Self-Advocacy Pays Off For Teen And Others
By Dave Reynolds, Inclusion Daily Express
November 6, 2006
CARSON CITY, NEVADA--Sixteen-year-old Jared Dempsey's acts of self-advocacy appear to be paying off.
Dempsey, who has cerebral palsy and uses a motorized wheelchair, sent a complaint to the Carson City transportation department, saying that the bus stop nearest his home is not accessible to him.
He said that the sidewalk at the bus stop is only four feet wide, with a chain-link fence right next to it. This makes it difficult and dangerous for him to maneuver his chair onto the bus' wheelchair lift.
Last Friday, a day after a story about his plight was published in the Nevada Appeal, city program manager Patrick Pittenger announced that a new accessible bus stop would be built closer to Dempsey's home. Pittenger added that transit officials would begin evaluating wheelchair accessibility at all Carson City bust stops.
Five years ago, Jared wrote a letter to the state public works board -- and the governor -- asking for a crosswalk near his home.

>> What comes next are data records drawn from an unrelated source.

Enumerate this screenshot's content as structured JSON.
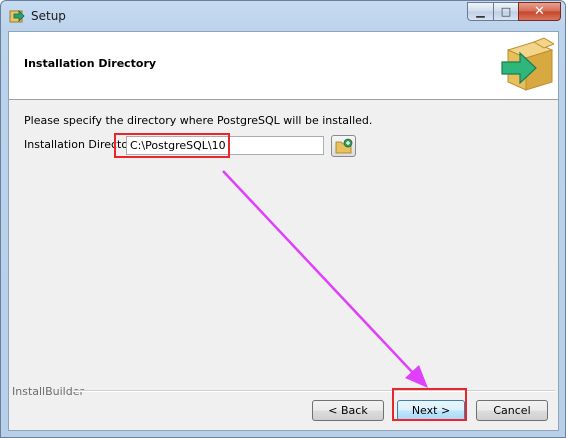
{
  "window": {
    "title": "Setup",
    "title_icon": "installer-arrow-icon",
    "controls": {
      "minimize": "▁",
      "maximize": "□",
      "close": "✕"
    }
  },
  "header": {
    "title": "Installation Directory",
    "logo_icon": "box-arrow-icon"
  },
  "main": {
    "description": "Please specify the directory where PostgreSQL will be installed.",
    "directory_label": "Installation Directory",
    "directory_value": "C:\\PostgreSQL\\10",
    "browse_icon": "folder-browse-icon"
  },
  "footer": {
    "brand": "InstallBuilder",
    "back_label": "< Back",
    "next_label": "Next >",
    "cancel_label": "Cancel"
  },
  "annotations": {
    "highlight_color": "#e8262c",
    "arrow_color": "#e040fb"
  }
}
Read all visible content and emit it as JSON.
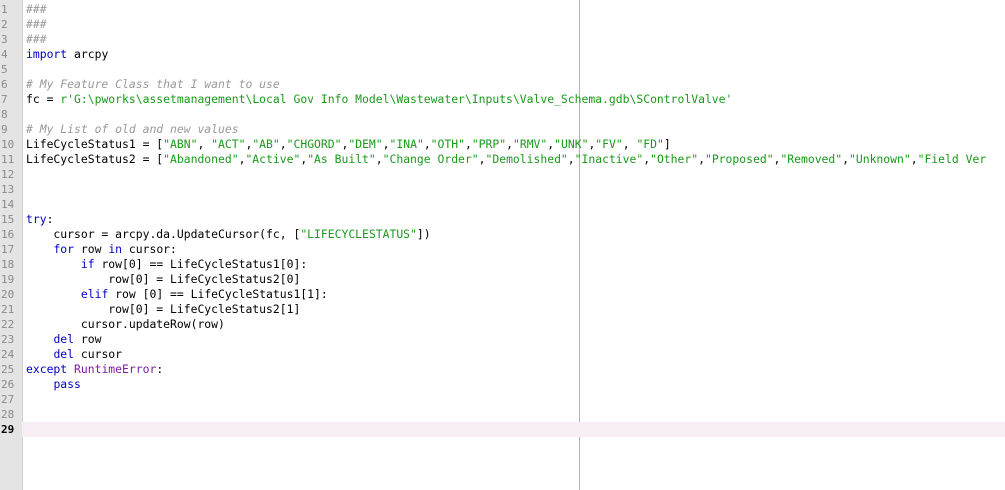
{
  "editor": {
    "colors": {
      "keyword": "#0000c8",
      "exception": "#7a1fa2",
      "string": "#1a9a1a",
      "comment": "#9a9a9a",
      "gutter": "#e4e4e4",
      "current_line": "#f8eef5"
    },
    "current_line": 29,
    "lines": [
      {
        "num": "1",
        "tokens": [
          {
            "t": "###",
            "c": "cm"
          }
        ]
      },
      {
        "num": "2",
        "tokens": [
          {
            "t": "###",
            "c": "cm"
          }
        ]
      },
      {
        "num": "3",
        "tokens": [
          {
            "t": "###",
            "c": "cm"
          }
        ]
      },
      {
        "num": "4",
        "tokens": [
          {
            "t": "import",
            "c": "kw"
          },
          {
            "t": " arcpy"
          }
        ]
      },
      {
        "num": "5",
        "tokens": []
      },
      {
        "num": "6",
        "tokens": [
          {
            "t": "# My Feature Class that I want to use",
            "c": "cm"
          }
        ]
      },
      {
        "num": "7",
        "tokens": [
          {
            "t": "fc = "
          },
          {
            "t": "r'G:\\pworks\\assetmanagement\\Local Gov Info Model\\Wastewater\\Inputs\\Valve_Schema.gdb\\SControlValve'",
            "c": "str"
          }
        ]
      },
      {
        "num": "8",
        "tokens": []
      },
      {
        "num": "9",
        "tokens": [
          {
            "t": "# My List of old and new values",
            "c": "cm"
          }
        ]
      },
      {
        "num": "10",
        "tokens": [
          {
            "t": "LifeCycleStatus1 = ["
          },
          {
            "t": "\"ABN\"",
            "c": "str"
          },
          {
            "t": ", "
          },
          {
            "t": "\"ACT\"",
            "c": "str"
          },
          {
            "t": ","
          },
          {
            "t": "\"AB\"",
            "c": "str"
          },
          {
            "t": ","
          },
          {
            "t": "\"CHGORD\"",
            "c": "str"
          },
          {
            "t": ","
          },
          {
            "t": "\"DEM\"",
            "c": "str"
          },
          {
            "t": ","
          },
          {
            "t": "\"INA\"",
            "c": "str"
          },
          {
            "t": ","
          },
          {
            "t": "\"OTH\"",
            "c": "str"
          },
          {
            "t": ","
          },
          {
            "t": "\"PRP\"",
            "c": "str"
          },
          {
            "t": ","
          },
          {
            "t": "\"RMV\"",
            "c": "str"
          },
          {
            "t": ","
          },
          {
            "t": "\"UNK\"",
            "c": "str"
          },
          {
            "t": ","
          },
          {
            "t": "\"FV\"",
            "c": "str"
          },
          {
            "t": ", "
          },
          {
            "t": "\"FD\"",
            "c": "str"
          },
          {
            "t": "]"
          }
        ]
      },
      {
        "num": "11",
        "tokens": [
          {
            "t": "LifeCycleStatus2 = ["
          },
          {
            "t": "\"Abandoned\"",
            "c": "str"
          },
          {
            "t": ","
          },
          {
            "t": "\"Active\"",
            "c": "str"
          },
          {
            "t": ","
          },
          {
            "t": "\"As Built\"",
            "c": "str"
          },
          {
            "t": ","
          },
          {
            "t": "\"Change Order\"",
            "c": "str"
          },
          {
            "t": ","
          },
          {
            "t": "\"Demolished\"",
            "c": "str"
          },
          {
            "t": ","
          },
          {
            "t": "\"Inactive\"",
            "c": "str"
          },
          {
            "t": ","
          },
          {
            "t": "\"Other\"",
            "c": "str"
          },
          {
            "t": ","
          },
          {
            "t": "\"Proposed\"",
            "c": "str"
          },
          {
            "t": ","
          },
          {
            "t": "\"Removed\"",
            "c": "str"
          },
          {
            "t": ","
          },
          {
            "t": "\"Unknown\"",
            "c": "str"
          },
          {
            "t": ","
          },
          {
            "t": "\"Field Ver",
            "c": "str"
          }
        ]
      },
      {
        "num": "12",
        "tokens": []
      },
      {
        "num": "13",
        "tokens": []
      },
      {
        "num": "14",
        "tokens": []
      },
      {
        "num": "15",
        "tokens": [
          {
            "t": "try",
            "c": "kw"
          },
          {
            "t": ":"
          }
        ]
      },
      {
        "num": "16",
        "tokens": [
          {
            "t": "    cursor = arcpy.da.UpdateCursor(fc, ["
          },
          {
            "t": "\"LIFECYCLESTATUS\"",
            "c": "str"
          },
          {
            "t": "])"
          }
        ]
      },
      {
        "num": "17",
        "tokens": [
          {
            "t": "    "
          },
          {
            "t": "for",
            "c": "kw"
          },
          {
            "t": " row "
          },
          {
            "t": "in",
            "c": "kw"
          },
          {
            "t": " cursor:"
          }
        ]
      },
      {
        "num": "18",
        "tokens": [
          {
            "t": "        "
          },
          {
            "t": "if",
            "c": "kw"
          },
          {
            "t": " row[0] == LifeCycleStatus1[0]:"
          }
        ]
      },
      {
        "num": "19",
        "tokens": [
          {
            "t": "            row[0] = LifeCycleStatus2[0]"
          }
        ]
      },
      {
        "num": "20",
        "tokens": [
          {
            "t": "        "
          },
          {
            "t": "elif",
            "c": "kw"
          },
          {
            "t": " row [0] == LifeCycleStatus1[1]:"
          }
        ]
      },
      {
        "num": "21",
        "tokens": [
          {
            "t": "            row[0] = LifeCycleStatus2[1]"
          }
        ]
      },
      {
        "num": "22",
        "tokens": [
          {
            "t": "        cursor.updateRow(row)"
          }
        ]
      },
      {
        "num": "23",
        "tokens": [
          {
            "t": "    "
          },
          {
            "t": "del",
            "c": "kw"
          },
          {
            "t": " row"
          }
        ]
      },
      {
        "num": "24",
        "tokens": [
          {
            "t": "    "
          },
          {
            "t": "del",
            "c": "kw"
          },
          {
            "t": " cursor"
          }
        ]
      },
      {
        "num": "25",
        "tokens": [
          {
            "t": "except",
            "c": "kw"
          },
          {
            "t": " "
          },
          {
            "t": "RuntimeError",
            "c": "kw2"
          },
          {
            "t": ":"
          }
        ]
      },
      {
        "num": "26",
        "tokens": [
          {
            "t": "    "
          },
          {
            "t": "pass",
            "c": "kw"
          }
        ]
      },
      {
        "num": "27",
        "tokens": []
      },
      {
        "num": "28",
        "tokens": []
      },
      {
        "num": "29",
        "tokens": []
      }
    ]
  }
}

A short time later, he was driving his wheelchair across the street -- in the crosswalk.
"Disabled teen advocates for change" (Nevada Appeal)

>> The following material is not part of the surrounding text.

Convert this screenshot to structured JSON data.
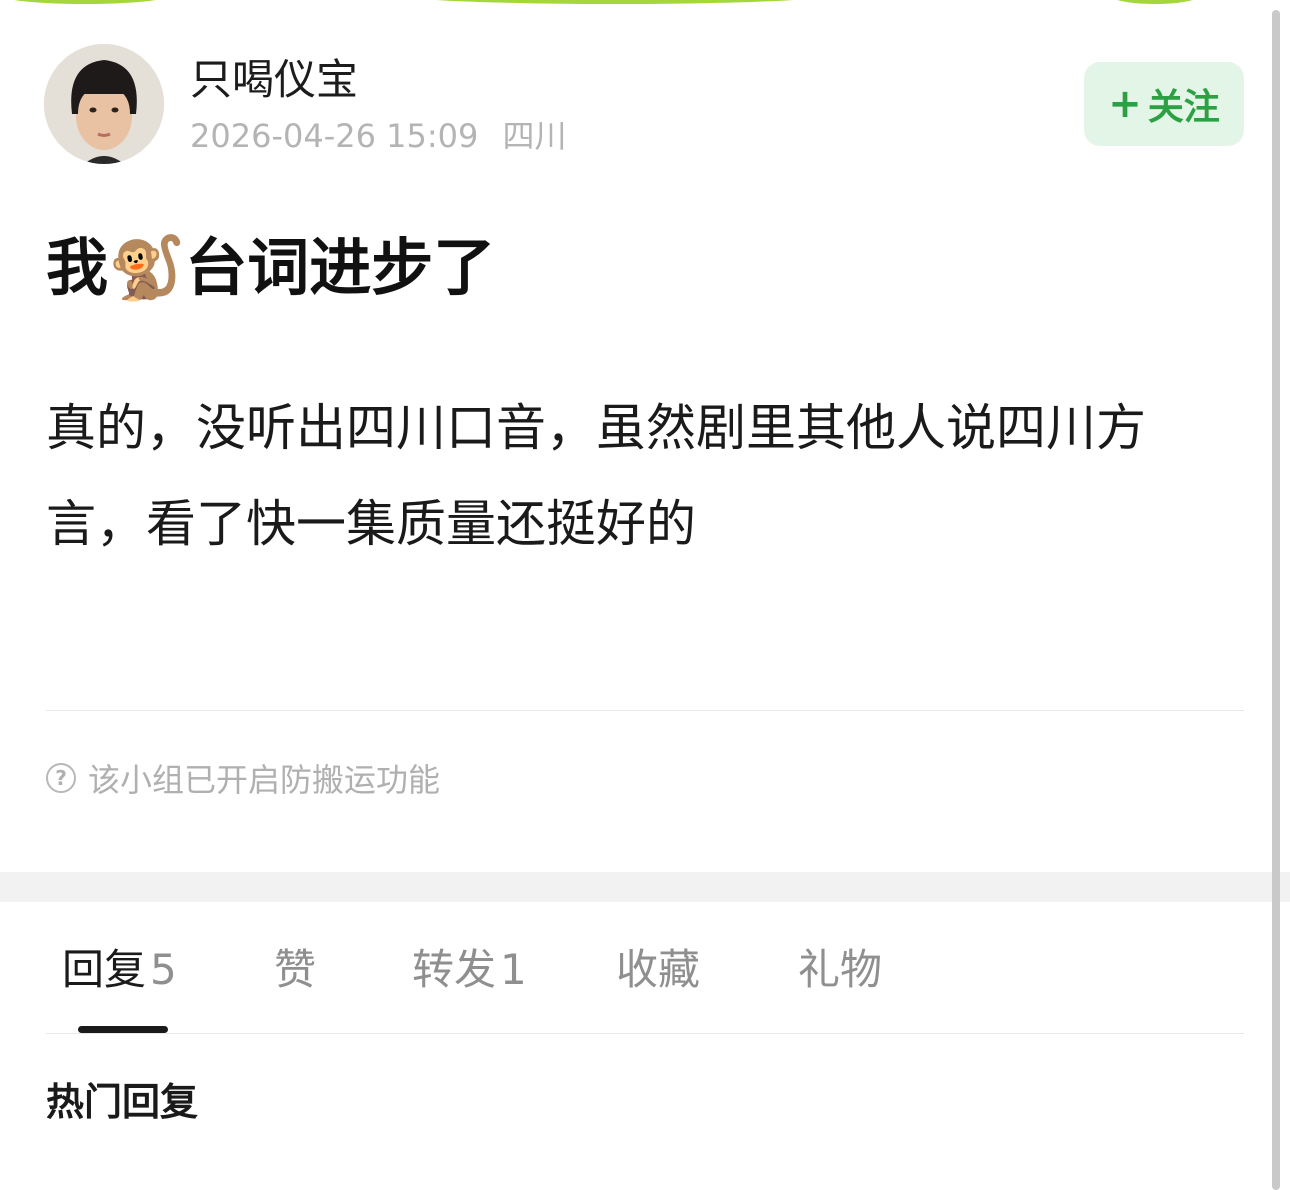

"Jared will have a wheelchair-accessible bus stop" (Nevada Appeal)